All we know for sure is that the Nationals can't carry on this way and expect to climb back into contention. There are undoubtedly other issues with this pitching staff (the rotation hasn't been as bankable a commodity as expected) and with this bullpen, in particular. But getting Storen back on track is essential. Per Brooks Baseball, Storen's four-seamer has been middle of the plate and up with much greater frequency this much.
3. Jayson proving his Werth
Referring to the Nats' newfound division deficit, Werth told Yahoo! Sports last week, "It's easier to chase than to be chased." The trouble with Washington's chase is that it's heavily tied to an outfielder who has had shoulder surgery and two small wrist fractures in the last eight months. On its own, either of those medical issues can sap your slugging percentage. Combining them and Werth's age (36) makes a late-season surge all the more difficult.
But Werth has told reporters that he feels physically fine since his recent return from the wrist woes, and, true to form, he's been grinding out longish at-bats (4.29 pitches per plate appearance). But with less than 100 plate appearances to his name since that return, you could say he's still in a sort-of Spring Training evaluative state, which is obviously not ideal for a club in a pennant push. Matt Williams, who has come under increased scrutiny in this stretch, had little choice but to bench Werth for one game in San Francisco and to move him down in the order, but -- again, because of the Span injury -- the outfield options aren't extraordinary, and it's not as if the Nationals are overloaded with candidates to hit in the No. 5 spot of the lineup these days.
Bottom line is that the Nats aren't going to surge back up the standings without Werth's timing and power coming back.
4. Middle-infield production
Even Harper had trouble fathoming how far Ian Desmond hit a solo shot off the Giants' Jake Peavy on Friday.
That might have been the most encouraging swing of this lost season for Desmond, and his August stat line (16-for-54 with four homers, two doubles and five walks) could be an indication that he's going to make the most of these waning weeks before free agency.
Of course, Desmond has had other "encouraging" signs that proved not to have staying power here in 2015, so the Nationals can't be afraid to test out other options if things go south again. That could mean more of Danny Espinosa down the stretch, and we can't totally rule out the possibility of Trea Turner being added to the 40-man roster and getting a September look.
But for the Nats to be at their absolute best, Desmond and second baseman Rendon have to step up.

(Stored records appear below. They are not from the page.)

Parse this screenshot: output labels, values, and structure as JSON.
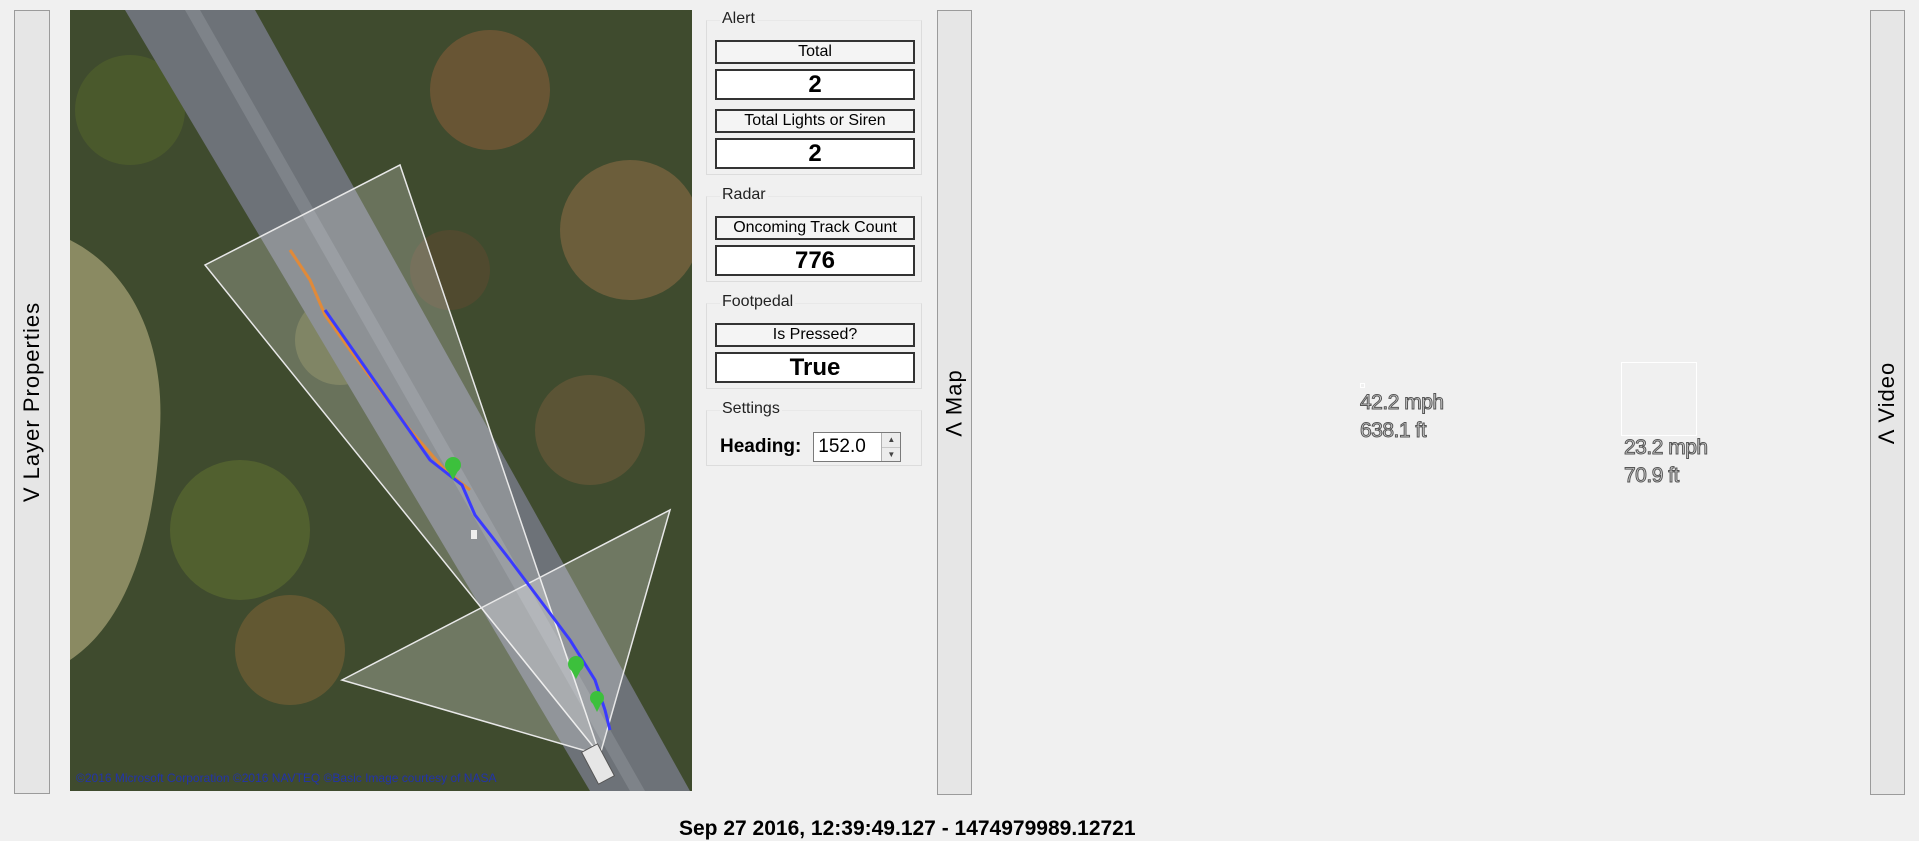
{
  "tabs": {
    "layer_properties": "V  Layer Properties",
    "map": "Λ  Map",
    "video": "Λ  Video"
  },
  "map": {
    "copyright": "©2016 Microsoft Corporation ©2016 NAVTEQ ©Basic Image courtesy of NASA"
  },
  "alert": {
    "title": "Alert",
    "total_label": "Total",
    "total_value": "2",
    "lights_label": "Total Lights or Siren",
    "lights_value": "2"
  },
  "radar": {
    "title": "Radar",
    "oncoming_label": "Oncoming Track Count",
    "oncoming_value": "776"
  },
  "footpedal": {
    "title": "Footpedal",
    "pressed_label": "Is Pressed?",
    "pressed_value": "True"
  },
  "settings": {
    "title": "Settings",
    "heading_label": "Heading:",
    "heading_value": "152.0"
  },
  "tracks": [
    {
      "speed": "42.2 mph",
      "distance": "638.1 ft"
    },
    {
      "speed": "23.2 mph",
      "distance": "70.9 ft"
    }
  ],
  "timestamp": "Sep 27 2016, 12:39:49.127 - 1474979989.12721"
}
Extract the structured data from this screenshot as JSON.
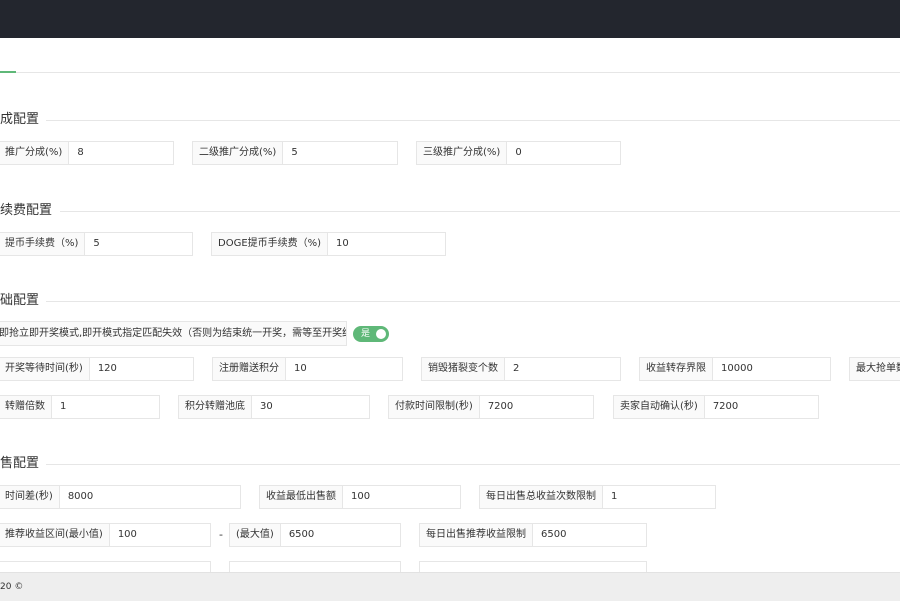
{
  "sections": {
    "commission": "成配置",
    "fee": "续费配置",
    "basic": "础配置",
    "sell": "售配置"
  },
  "commission": {
    "level1_label": "推广分成(%)",
    "level1_value": "8",
    "level2_label": "二级推广分成(%)",
    "level2_value": "5",
    "level3_label": "三级推广分成(%)",
    "level3_value": "0"
  },
  "fee": {
    "coin_label": "提币手续费（%)",
    "coin_value": "5",
    "doge_label": "DOGE提币手续费（%)",
    "doge_value": "10"
  },
  "basic": {
    "mode_label": "即抢立即开奖模式,即开模式指定匹配失效（否则为结束统一开奖，需等至开奖结束）",
    "mode_switch_text": "是",
    "wait_label": "开奖等待时间(秒)",
    "wait_value": "120",
    "register_label": "注册赠送积分",
    "register_value": "10",
    "burn_label": "销毁猪裂变个数",
    "burn_value": "2",
    "transfer_limit_label": "收益转存界限",
    "transfer_limit_value": "10000",
    "max_grab_label": "最大抢单数",
    "multiple_label": "转赠倍数",
    "multiple_value": "1",
    "pool_label": "积分转赠池底",
    "pool_value": "30",
    "pay_limit_label": "付款时间限制(秒)",
    "pay_limit_value": "7200",
    "confirm_label": "卖家自动确认(秒)",
    "confirm_value": "7200"
  },
  "sell": {
    "time_diff_label": "时间差(秒)",
    "time_diff_value": "8000",
    "min_sell_label": "收益最低出售额",
    "min_sell_value": "100",
    "daily_count_label": "每日出售总收益次数限制",
    "daily_count_value": "1",
    "range_min_label": "推荐收益区间(最小值)",
    "range_min_value": "100",
    "range_dash": "-",
    "range_max_label": "(最大值)",
    "range_max_value": "6500",
    "daily_recommend_label": "每日出售推荐收益限制",
    "daily_recommend_value": "6500"
  },
  "footer": {
    "text": "20 ©"
  },
  "colors": {
    "topbar": "#23262e",
    "accent": "#5FB878"
  }
}
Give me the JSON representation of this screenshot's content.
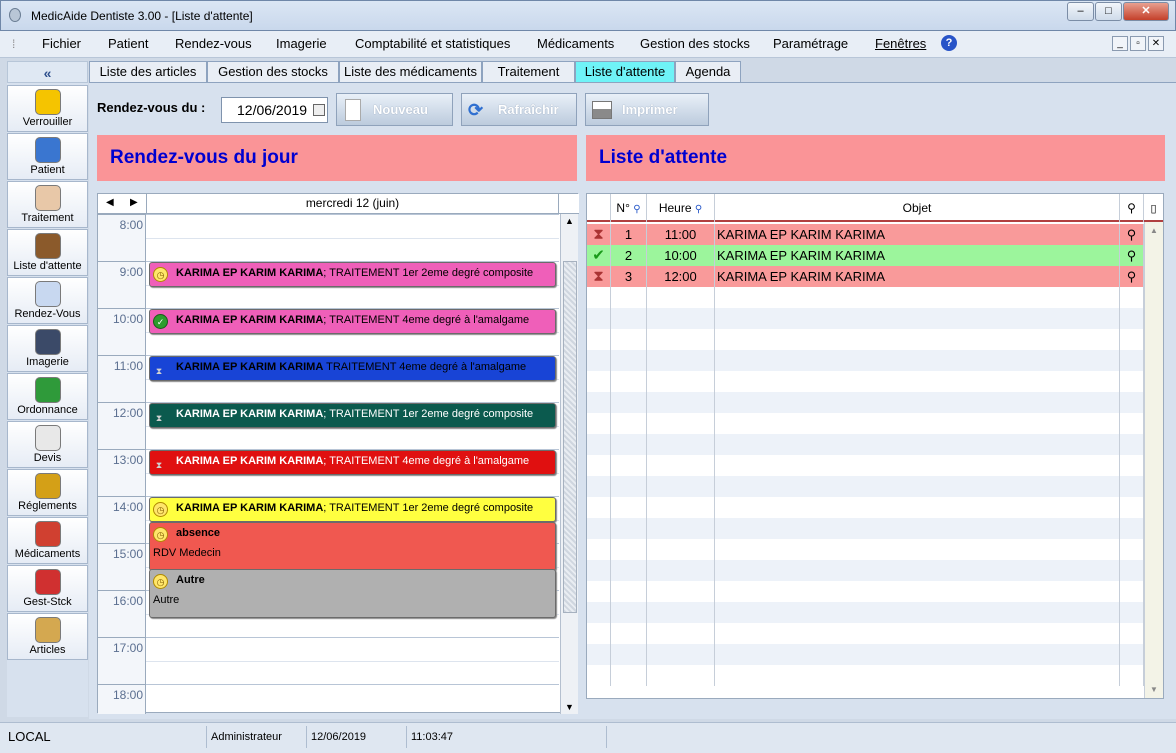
{
  "window": {
    "title": "MedicAide Dentiste 3.00  - [Liste d'attente]"
  },
  "menu": [
    "Fichier",
    "Patient",
    "Rendez-vous",
    "Imagerie",
    "Comptabilité et statistiques",
    "Médicaments",
    "Gestion des stocks",
    "Paramétrage",
    "Fenêtres"
  ],
  "sidebar": {
    "collapse_label": "«",
    "items": [
      {
        "label": "Verrouiller",
        "icon": "lock-icon"
      },
      {
        "label": "Patient",
        "icon": "patient-icon"
      },
      {
        "label": "Traitement",
        "icon": "doctor-icon"
      },
      {
        "label": "Liste d'attente",
        "icon": "hourglass-icon"
      },
      {
        "label": "Rendez-Vous",
        "icon": "calendar-clock-icon"
      },
      {
        "label": "Imagerie",
        "icon": "film-icon"
      },
      {
        "label": "Ordonnance",
        "icon": "caduceus-icon"
      },
      {
        "label": "Devis",
        "icon": "document-pen-icon"
      },
      {
        "label": "Réglements",
        "icon": "money-icon"
      },
      {
        "label": "Médicaments",
        "icon": "book-icon"
      },
      {
        "label": "Gest-Stck",
        "icon": "recycle-icon"
      },
      {
        "label": "Articles",
        "icon": "box-icon"
      }
    ]
  },
  "tabs": [
    {
      "label": "Liste des articles",
      "active": false
    },
    {
      "label": "Gestion des stocks",
      "active": false
    },
    {
      "label": "Liste des médicaments",
      "active": false
    },
    {
      "label": "Traitement",
      "active": false
    },
    {
      "label": "Liste d'attente",
      "active": true
    },
    {
      "label": "Agenda",
      "active": false
    }
  ],
  "toolbar": {
    "date_label": "Rendez-vous du :",
    "date_value": "12/06/2019",
    "new_label": "Nouveau",
    "refresh_label": "Rafraîchir",
    "print_label": "Imprimer"
  },
  "agenda": {
    "title": "Rendez-vous du jour",
    "day_header": "mercredi 12 (juin)",
    "hours": [
      "8:00",
      "9:00",
      "10:00",
      "11:00",
      "12:00",
      "13:00",
      "14:00",
      "15:00",
      "16:00",
      "17:00",
      "18:00"
    ],
    "appointments": [
      {
        "name": "KARIMA EP KARIM  KARIMA",
        "detail": "; TRAITEMENT 1er 2eme degré  composite",
        "color": "#ef5fb9",
        "text_color": "#000000",
        "status": "clock-icon"
      },
      {
        "name": "KARIMA EP KARIM  KARIMA",
        "detail": "; TRAITEMENT 4eme degré à l'amalgame",
        "color": "#ef5fb9",
        "text_color": "#000000",
        "status": "check-icon"
      },
      {
        "name": "KARIMA EP KARIM  KARIMA",
        "detail": " TRAITEMENT 4eme degré à l'amalgame",
        "color": "#1844d6",
        "text_color": "#000000",
        "status": "hourglass-icon"
      },
      {
        "name": "KARIMA EP KARIM  KARIMA",
        "detail": "; TRAITEMENT 1er 2eme degré  composite",
        "color": "#0b5a4e",
        "text_color": "#ffffff",
        "status": "hourglass-icon"
      },
      {
        "name": "KARIMA EP KARIM  KARIMA",
        "detail": "; TRAITEMENT 4eme degré à l'amalgame",
        "color": "#e01010",
        "text_color": "#ffffff",
        "status": "hourglass-icon"
      },
      {
        "name": "KARIMA EP KARIM  KARIMA",
        "detail": "; TRAITEMENT 1er 2eme degré  composite",
        "color": "#ffff40",
        "text_color": "#000000",
        "status": "clock-icon"
      }
    ],
    "blocks": [
      {
        "title": "absence",
        "sub": "RDV Medecin",
        "color": "#f05850"
      },
      {
        "title": "Autre",
        "sub": "Autre",
        "color": "#b0b0b0"
      }
    ]
  },
  "queue": {
    "title": "Liste d'attente",
    "columns": [
      "N°",
      "Heure",
      "Objet"
    ],
    "rows": [
      {
        "num": "1",
        "time": "11:00",
        "object": "KARIMA EP KARIM  KARIMA",
        "color": "#f99a9a",
        "status": "hourglass-icon"
      },
      {
        "num": "2",
        "time": "10:00",
        "object": "KARIMA EP KARIM  KARIMA",
        "color": "#9cf59c",
        "status": "check-icon"
      },
      {
        "num": "3",
        "time": "12:00",
        "object": "KARIMA EP KARIM  KARIMA",
        "color": "#f99a9a",
        "status": "hourglass-icon"
      }
    ]
  },
  "status": {
    "location": "LOCAL",
    "user": "Administrateur",
    "date": "12/06/2019",
    "time": "11:03:47"
  }
}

For Rendon, the encouraging signs have been even fewer and further between since his second activation from the DL this season, on July 25. He's got a sub-.600 OPS in that span and here, too, is another reason why Espinosa might receive more starts down the stretch. Rendon hasn't been generating as much hard contact as he did in his breakout 2014, and it could very well be that the knee, oblique and quadriceps issues he's dealt with have all conspired to sap his strength and/or alter his swing. I would worry about Rendon, if the native Texan didn't tell reporters last week, "Y'all worry about y'all selves."
5. Harper's health
The would-be NL MVP Award winner fouled a ball off his left leg Saturday and had to leave the game. Thankfully, X-rays were negative, and Harper was right back in the lineup Sunday.
Harper had his playing time greatly compromised by injuries each of the last two years, so this has been viewed as an important year for him to prove his durability. He battled through lower-body issues earlier this summer, but he's thus far avoided the DL and had an absolute monster of a year at the plate.
Somehow, the major injury epidemic that has pervaded the Nationals' clubhouse has missed Harper, and hopefully that's the case down the stretch.
Because if Harper goes down, you can pretty much dismiss any hope of the Nats climbing back.